The PR people had a bus that drove us from place to place, so I never really got a chance to figure out how you'd get around otherwise. There was an underground system and, though I don't remember seeing any, I assume there were buses and cabs. Or you could always just walk. You're in a new place, you'll see some stuff. Like this hiiiiiiiilariously named nightclub I walked past. I would have missed it if I'd been on the subway.

This is public transportation of a sort, but I think it only goes to the police station. How anyone would ever dare commit a crime in a city that takes law enforcement tips from


is beyond me. Crusties are brave I guess. THE MUSIC SCENE

Since you guys are reading VICE, I know music is very important to you. Live Music especially. You'll be happy to know then that Hamburg has some Live Music. In fact, the main reason I was there was because of the Reeperbahn Festival, which is like a regular music festival, only A) in Germany and B) in the city center. Which removes the two worst things from the European festival equation—British people and camping.

Apparently the Beatles went to Hamburg a lot. One of them even died there (a fact which people seemed oddly proud of). One of the TWO Beatles-related activities we did while there was a Beatles walking tour where the Ellen Page-y looking woman in the picture above took us to all of the Hamburg Beatles hotspots and sang Beatles covers on a ukulele while looking directly into our eyes. It was pretty brutal TBH. But if you like the Beatles enough to go on a Beatles walking tour, I'm sure you're also the kind of person who can make eye contact with a woman ukelele-ing "Help!" without laughing in her face. So go for it.

There was also some great black music around. If you're into that. WHAT TO DO

All of the stuff we did while there was organized by the Hamburg tourist board, and seemed to mostly be stuff that you wouldn't get to do as a run-of-the-mill tourist like yourself. This picture was taken at the top of a really tall building that was still under construction that we got a tour of. "Come to Hamburg, see our exclusive building sites, enjoy our yellow Wellington boots in the blazing sunshine!"


Oh, one thing I did that you can do is go see the local football team, St. Pauli, who CNN called "soccer's coolest club." It was pretty cool.

It was cool enough for the St Pauli fans to throw around some traditional, chilled out, hand gestures.

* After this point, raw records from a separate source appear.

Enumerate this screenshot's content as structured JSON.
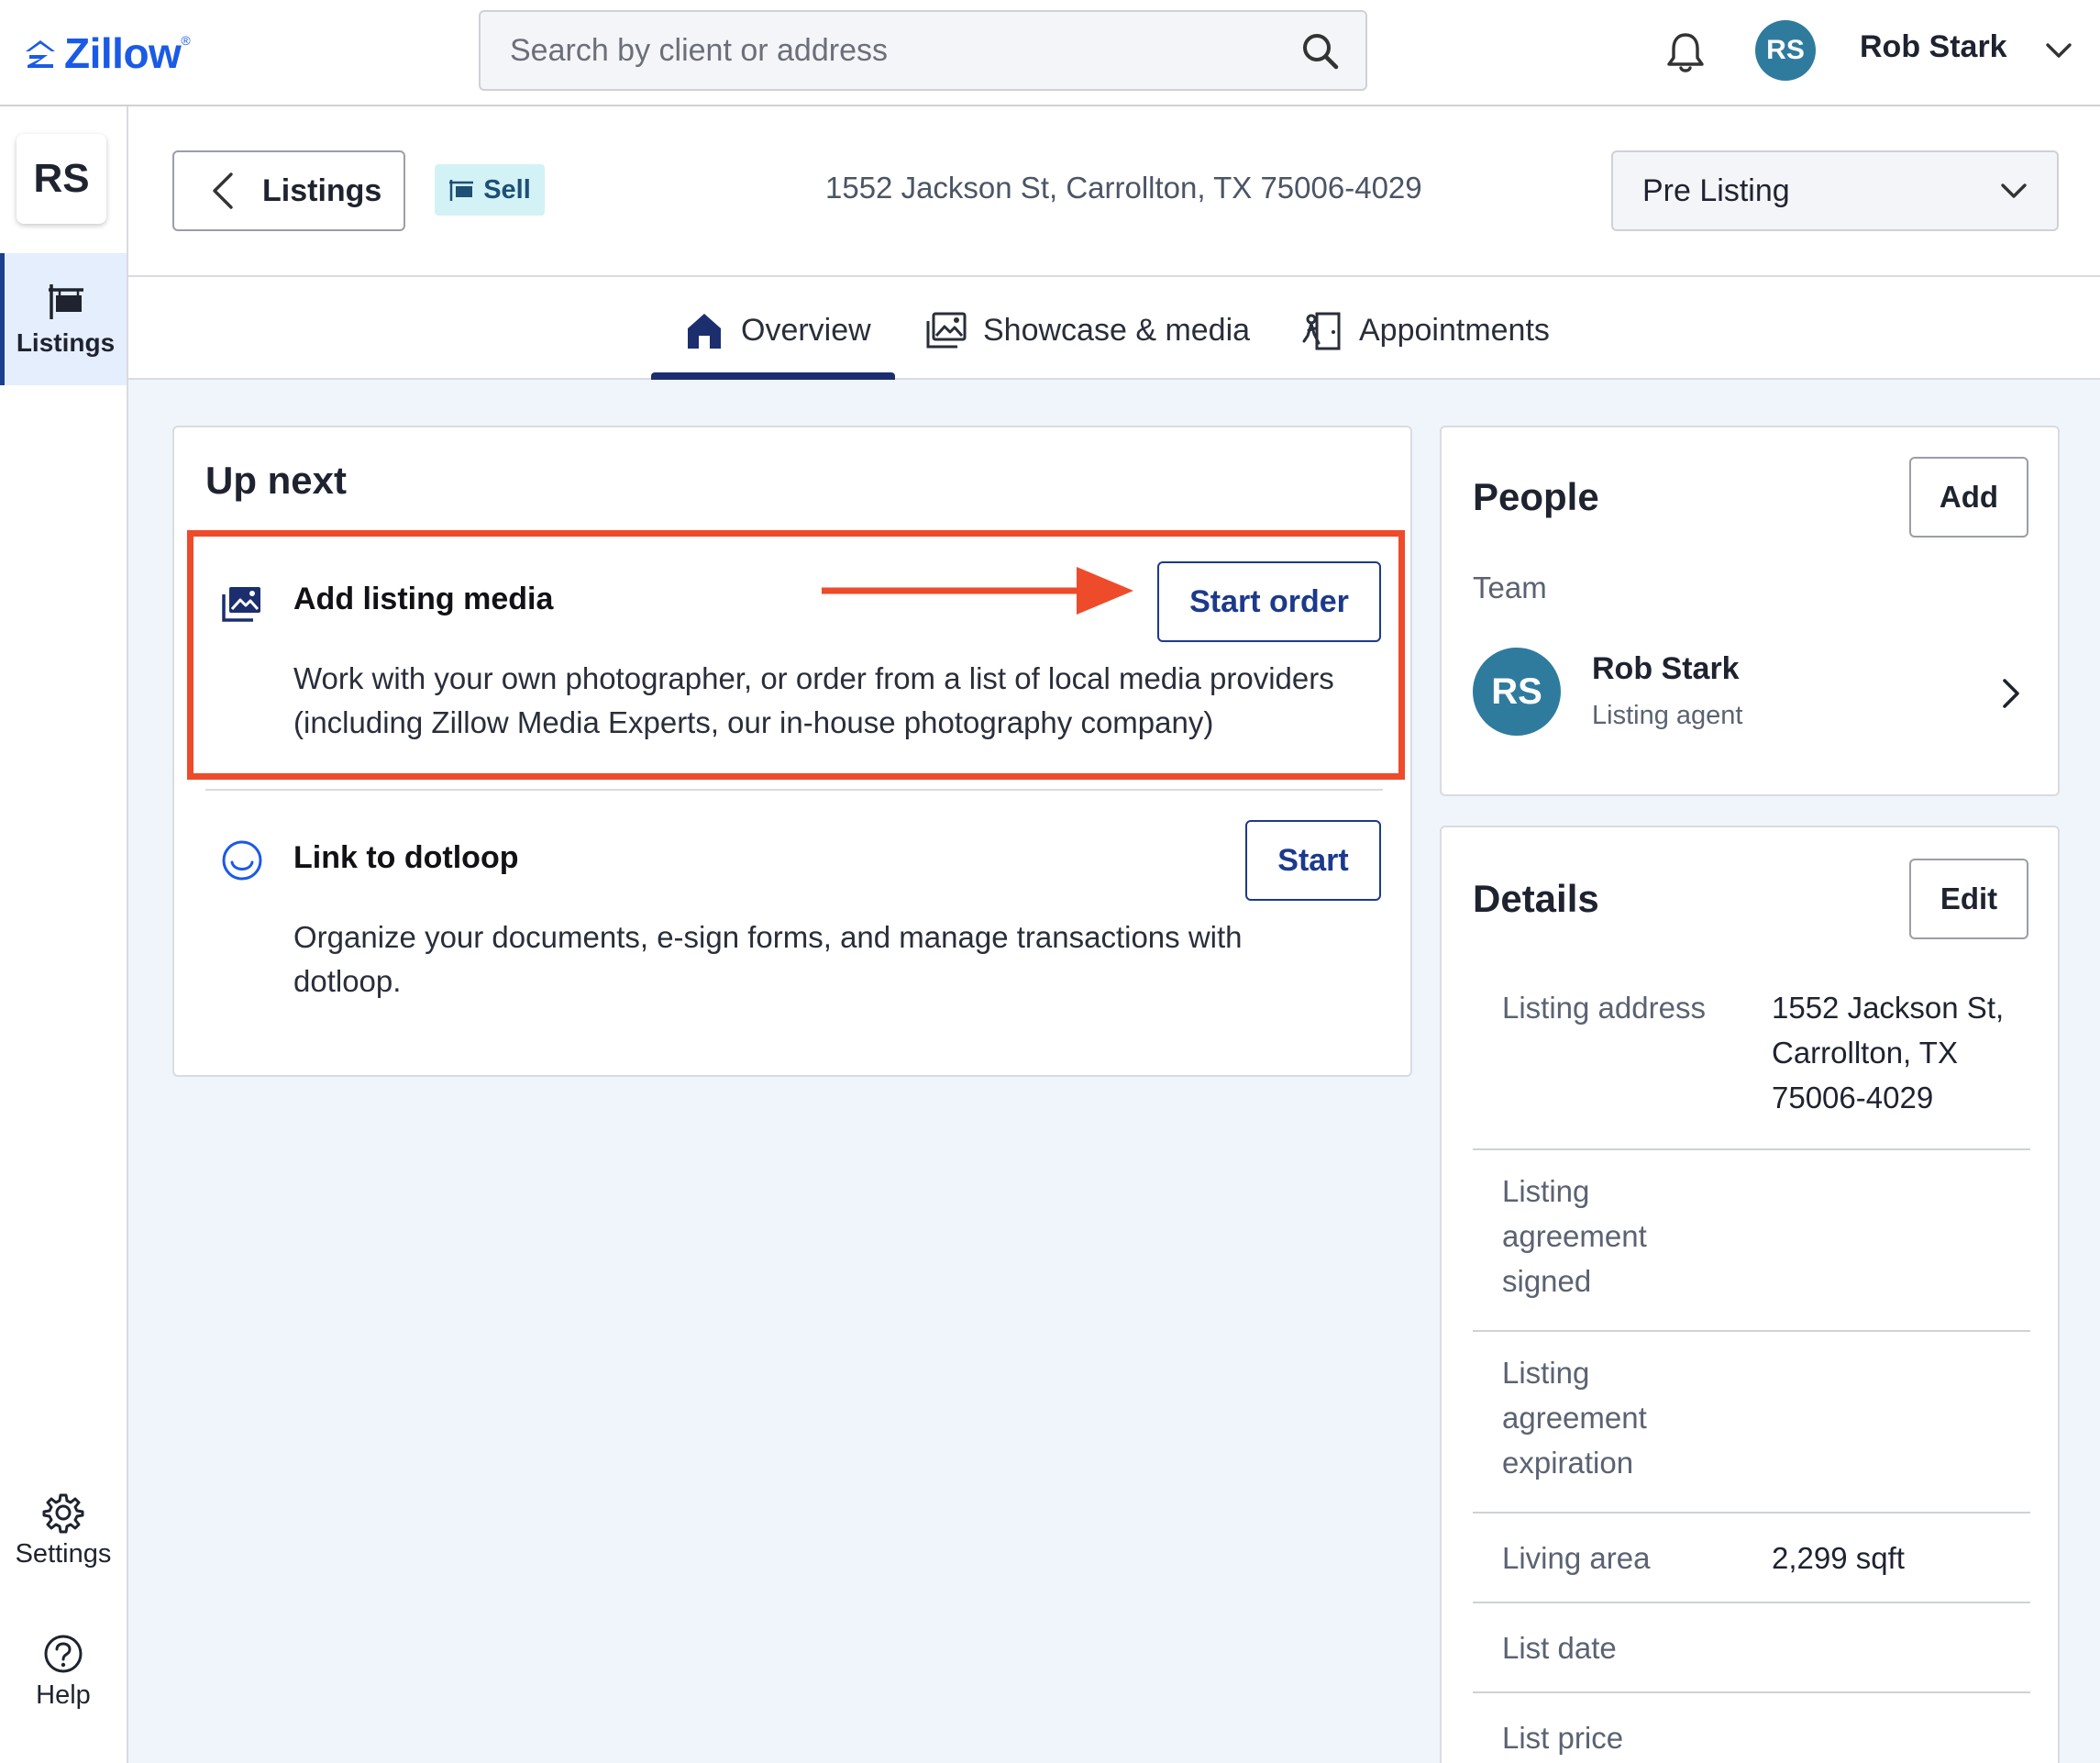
{
  "header": {
    "logo_text": "Zillow",
    "search_placeholder": "Search by client or address",
    "user_initials": "RS",
    "user_name": "Rob Stark"
  },
  "rail": {
    "badge": "RS",
    "items": [
      {
        "label": "Listings",
        "icon": "listing-sign-icon",
        "active": true
      },
      {
        "label": "Settings",
        "icon": "gear-icon"
      },
      {
        "label": "Help",
        "icon": "help-circle-icon"
      }
    ]
  },
  "subheader": {
    "back_label": "Listings",
    "badge_label": "Sell",
    "address": "1552 Jackson St, Carrollton, TX 75006-4029",
    "status": "Pre Listing"
  },
  "tabs": [
    {
      "label": "Overview",
      "icon": "home-icon",
      "active": true
    },
    {
      "label": "Showcase & media",
      "icon": "images-icon"
    },
    {
      "label": "Appointments",
      "icon": "door-icon"
    }
  ],
  "up_next": {
    "title": "Up next",
    "tasks": [
      {
        "title": "Add listing media",
        "description_line1": "Work with your own photographer, or order from a list of local media providers",
        "description_line2": "(including Zillow Media Experts, our in-house photography company)",
        "button": "Start order",
        "icon": "media-icon"
      },
      {
        "title": "Link to dotloop",
        "description_line1": "Organize your documents, e-sign forms, and manage transactions with",
        "description_line2": "dotloop.",
        "button": "Start",
        "icon": "dotloop-icon"
      }
    ]
  },
  "people": {
    "title": "People",
    "add_button": "Add",
    "team_label": "Team",
    "member": {
      "initials": "RS",
      "name": "Rob Stark",
      "role": "Listing agent"
    }
  },
  "details": {
    "title": "Details",
    "edit_button": "Edit",
    "rows": [
      {
        "label_lines": [
          "Listing address"
        ],
        "value_lines": [
          "1552 Jackson St,",
          "Carrollton, TX",
          "75006-4029"
        ]
      },
      {
        "label_lines": [
          "Listing",
          "agreement",
          "signed"
        ],
        "value_lines": []
      },
      {
        "label_lines": [
          "Listing",
          "agreement",
          "expiration"
        ],
        "value_lines": []
      },
      {
        "label_lines": [
          "Living area"
        ],
        "value_lines": [
          "2,299 sqft"
        ]
      },
      {
        "label_lines": [
          "List date"
        ],
        "value_lines": []
      },
      {
        "label_lines": [
          "List price"
        ],
        "value_lines": []
      }
    ]
  },
  "colors": {
    "brand": "#1a5ae6",
    "accent_navy": "#1c3a8c",
    "avatar": "#2f7b9e",
    "highlight": "#ee4b2b"
  }
}
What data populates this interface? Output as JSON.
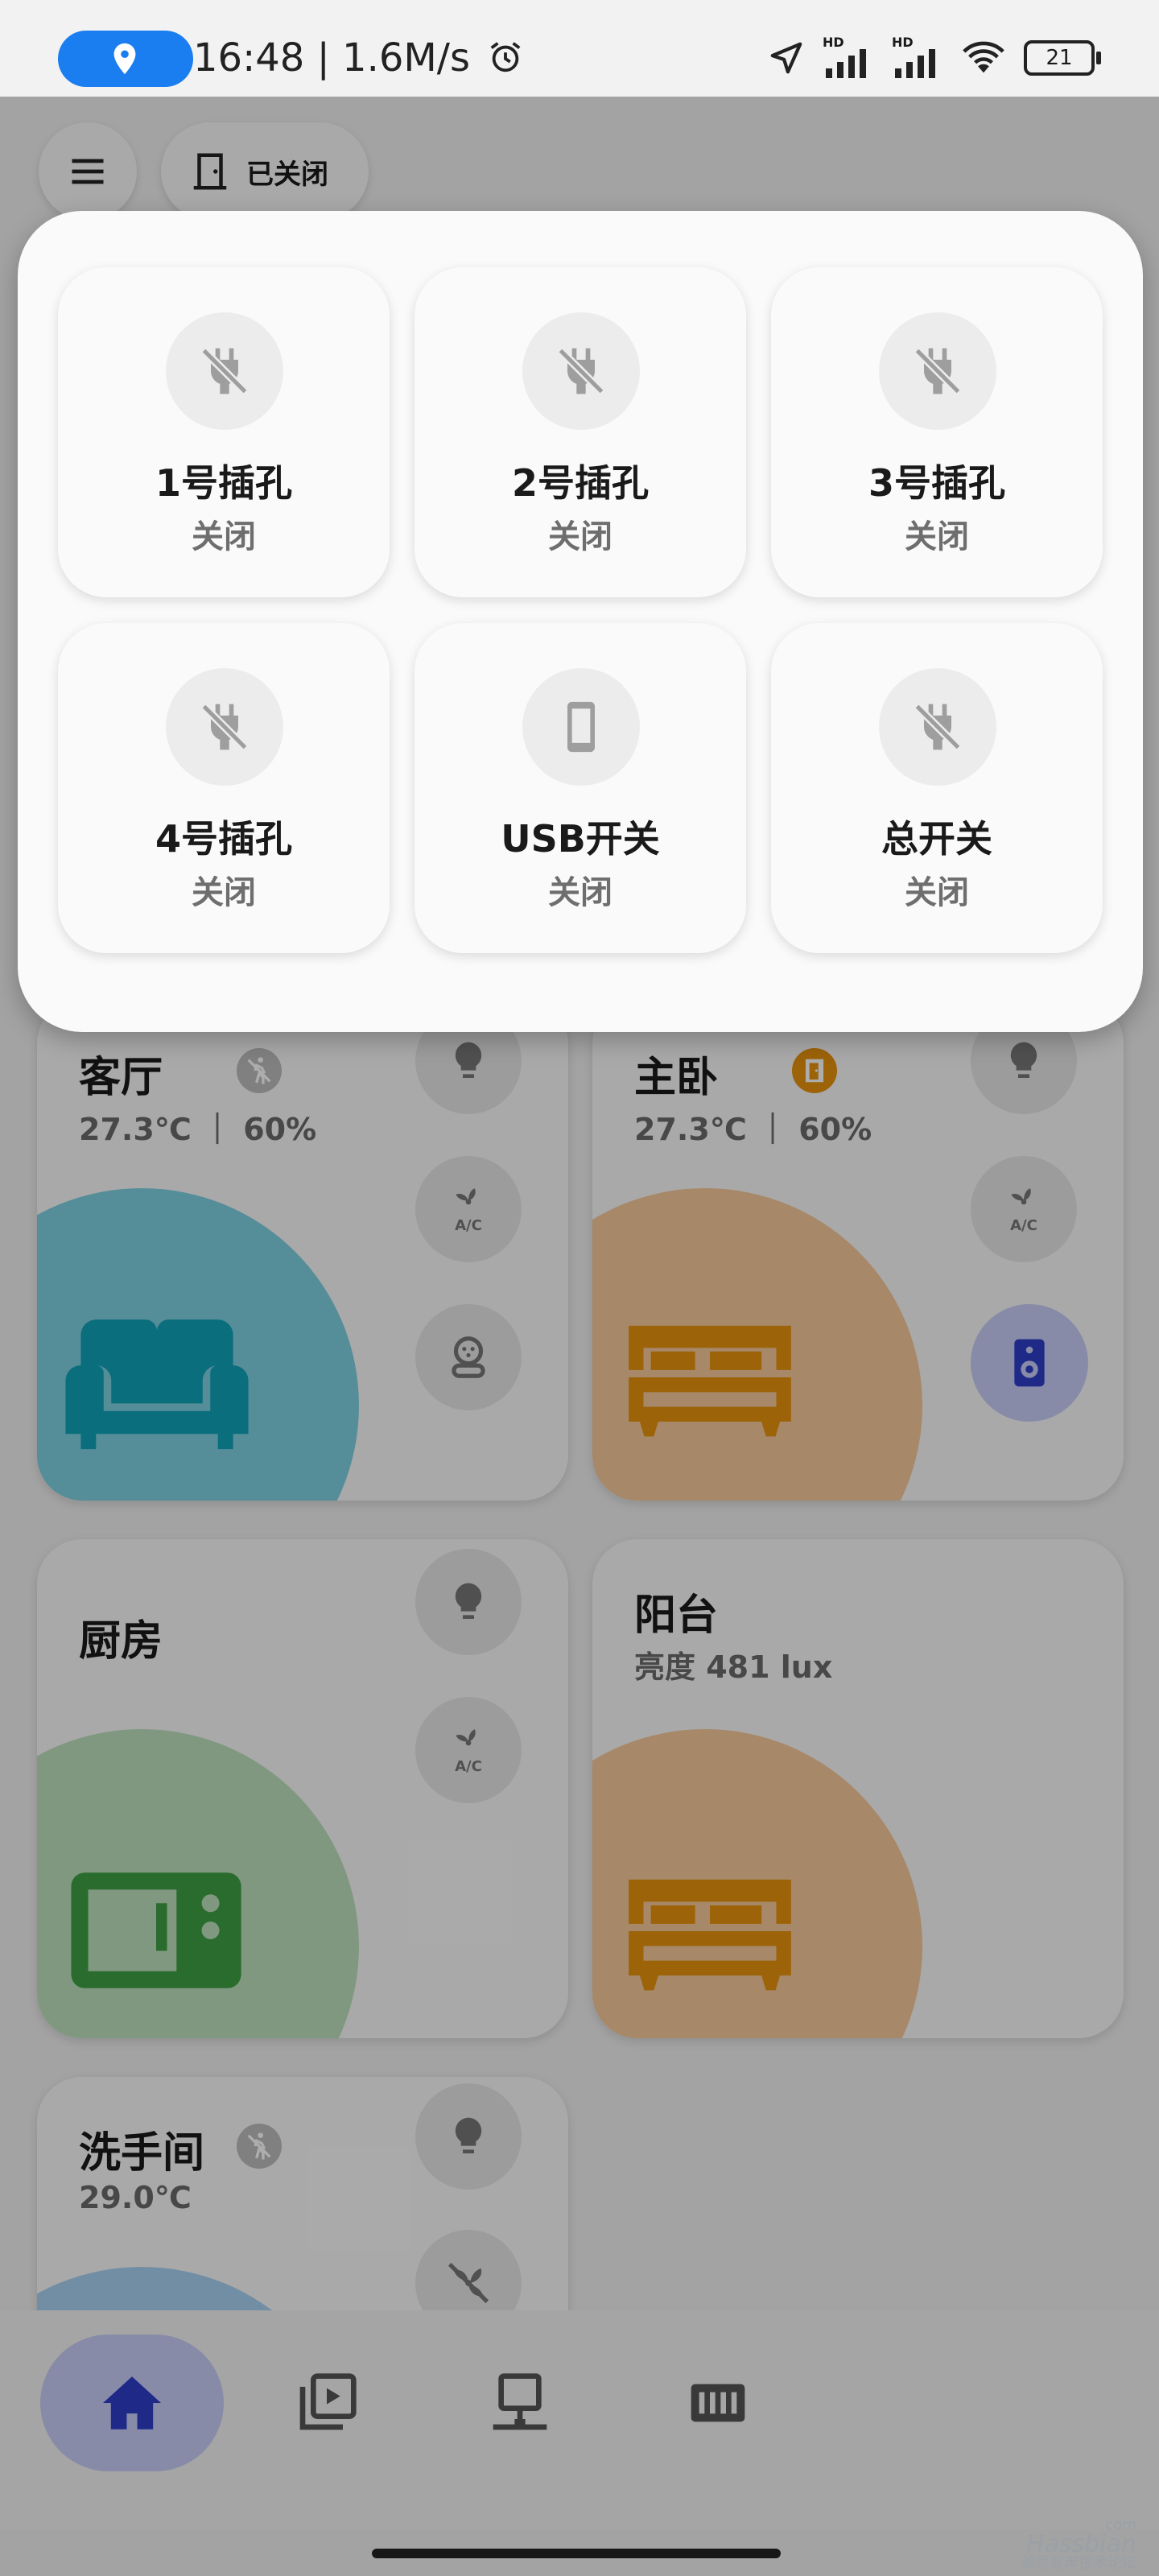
{
  "status_bar": {
    "time": "16:48",
    "speed": "1.6M/s",
    "network_tag": "HD",
    "battery": "21",
    "location_pill_color": "#1a7df0"
  },
  "header": {
    "door_label": "已关闭"
  },
  "rooms": {
    "living": {
      "name": "客厅",
      "sub": "27.3℃ ｜ 60%",
      "blob_color": "#7ed0e2",
      "icon_color": "#11a3b8"
    },
    "master": {
      "name": "主卧",
      "sub": "27.3℃ ｜ 60%",
      "blob_color": "#f7c99a",
      "icon_color": "#e6920e"
    },
    "kitchen": {
      "name": "厨房",
      "blob_color": "#bfe0bd",
      "icon_color": "#3d9f45"
    },
    "balcony": {
      "name": "阳台",
      "sub": "亮度 481 lux",
      "blob_color": "#f7c99a",
      "icon_color": "#e6920e"
    },
    "bathroom": {
      "name": "洗手间",
      "sub": "29.0℃",
      "blob_color": "#a9d2f2"
    }
  },
  "nav": {
    "active_color": "#2e3fc9",
    "active_bg": "#c7cdf8"
  },
  "watermark": {
    "domain_tag": ".com",
    "brand": "Hassbian",
    "subtitle": "瀚思彼岸技术论坛"
  },
  "dialog": {
    "tiles": [
      {
        "name": "1号插孔",
        "state": "关闭",
        "icon": "power-plug-off-icon"
      },
      {
        "name": "2号插孔",
        "state": "关闭",
        "icon": "power-plug-off-icon"
      },
      {
        "name": "3号插孔",
        "state": "关闭",
        "icon": "power-plug-off-icon"
      },
      {
        "name": "4号插孔",
        "state": "关闭",
        "icon": "power-plug-off-icon"
      },
      {
        "name": "USB开关",
        "state": "关闭",
        "icon": "cellphone-icon"
      },
      {
        "name": "总开关",
        "state": "关闭",
        "icon": "power-plug-off-icon"
      }
    ]
  }
}
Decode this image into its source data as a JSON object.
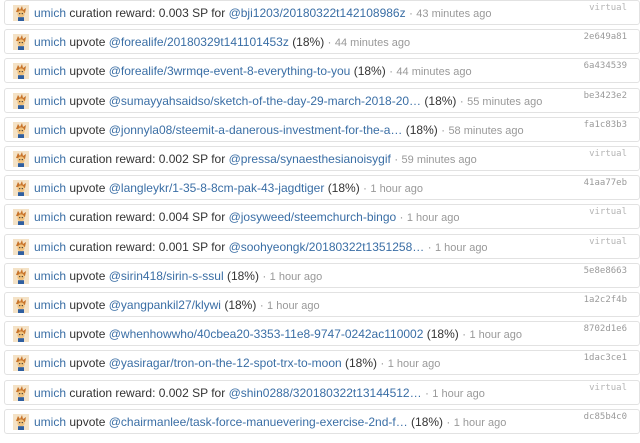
{
  "avatar_icon": "orange-cartoon-character-avatar",
  "colors": {
    "link": "#3a6ea5",
    "muted": "#999999",
    "border": "#e2e2e2"
  },
  "rows": [
    {
      "account": "umich",
      "op": "curation reward: 0.003 SP for",
      "link": "@bji1203/20180322t142108986z",
      "pct": "",
      "time": "43 minutes ago",
      "tx": "virtual"
    },
    {
      "account": "umich",
      "op": "upvote",
      "link": "@forealife/20180329t141101453z",
      "pct": "(18%)",
      "time": "44 minutes ago",
      "tx": "2e649a81"
    },
    {
      "account": "umich",
      "op": "upvote",
      "link": "@forealife/3wrmqe-event-8-everything-to-you",
      "pct": "(18%)",
      "time": "44 minutes ago",
      "tx": "6a434539"
    },
    {
      "account": "umich",
      "op": "upvote",
      "link": "@sumayyahsaidso/sketch-of-the-day-29-march-2018-20…",
      "pct": "(18%)",
      "time": "55 minutes ago",
      "tx": "be3423e2"
    },
    {
      "account": "umich",
      "op": "upvote",
      "link": "@jonnyla08/steemit-a-danerous-investment-for-the-a…",
      "pct": "(18%)",
      "time": "58 minutes ago",
      "tx": "fa1c83b3"
    },
    {
      "account": "umich",
      "op": "curation reward: 0.002 SP for",
      "link": "@pressa/synaesthesianoisygif",
      "pct": "",
      "time": "59 minutes ago",
      "tx": "virtual"
    },
    {
      "account": "umich",
      "op": "upvote",
      "link": "@langleykr/1-35-8-8cm-pak-43-jagdtiger",
      "pct": "(18%)",
      "time": "1 hour ago",
      "tx": "41aa77eb"
    },
    {
      "account": "umich",
      "op": "curation reward: 0.004 SP for",
      "link": "@josyweed/steemchurch-bingo",
      "pct": "",
      "time": "1 hour ago",
      "tx": "virtual"
    },
    {
      "account": "umich",
      "op": "curation reward: 0.001 SP for",
      "link": "@soohyeongk/20180322t1351258…",
      "pct": "",
      "time": "1 hour ago",
      "tx": "virtual"
    },
    {
      "account": "umich",
      "op": "upvote",
      "link": "@sirin418/sirin-s-ssul",
      "pct": "(18%)",
      "time": "1 hour ago",
      "tx": "5e8e8663"
    },
    {
      "account": "umich",
      "op": "upvote",
      "link": "@yangpankil27/klywi",
      "pct": "(18%)",
      "time": "1 hour ago",
      "tx": "1a2c2f4b"
    },
    {
      "account": "umich",
      "op": "upvote",
      "link": "@whenhowwho/40cbea20-3353-11e8-9747-0242ac110002",
      "pct": "(18%)",
      "time": "1 hour ago",
      "tx": "8702d1e6"
    },
    {
      "account": "umich",
      "op": "upvote",
      "link": "@yasiragar/tron-on-the-12-spot-trx-to-moon",
      "pct": "(18%)",
      "time": "1 hour ago",
      "tx": "1dac3ce1"
    },
    {
      "account": "umich",
      "op": "curation reward: 0.002 SP for",
      "link": "@shin0288/320180322t13144512…",
      "pct": "",
      "time": "1 hour ago",
      "tx": "virtual"
    },
    {
      "account": "umich",
      "op": "upvote",
      "link": "@chairmanlee/task-force-manuevering-exercise-2nd-f…",
      "pct": "(18%)",
      "time": "1 hour ago",
      "tx": "dc85b4c0"
    }
  ]
}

Here's an interesting fact: Approximately 800 percent of buildings in Germany are squats. But if you see one, don't try to take a picture of it. I got yelled at three seperate times by people for taking photos of their squat. I guess they must really really believe in private property.


I stayed at a place called Motel One. It was alright. Just a fairly standard chain hotel type thing. When I went into my room, the TV automatically started displaying a fish tank and playing chill-out music. That was pretty funny. WHAT TO EAT

Again, this was all sorted out by the PR people, so I'm not 100 percent sure where to recommend. They all kind of blurred into one. So, unfortunately, I'm unable to tell you which restaurant gave me this fortune cookie.

Again, I don't remember the name of the place I took this photo, but as you can see, both HIM and Leningrad Cowboys have eaten there. So it's definitely worth the trip.

To summarize: Visit Hamburg! It's a city of rich cultural herritage and its beers have pictures of strippers on them.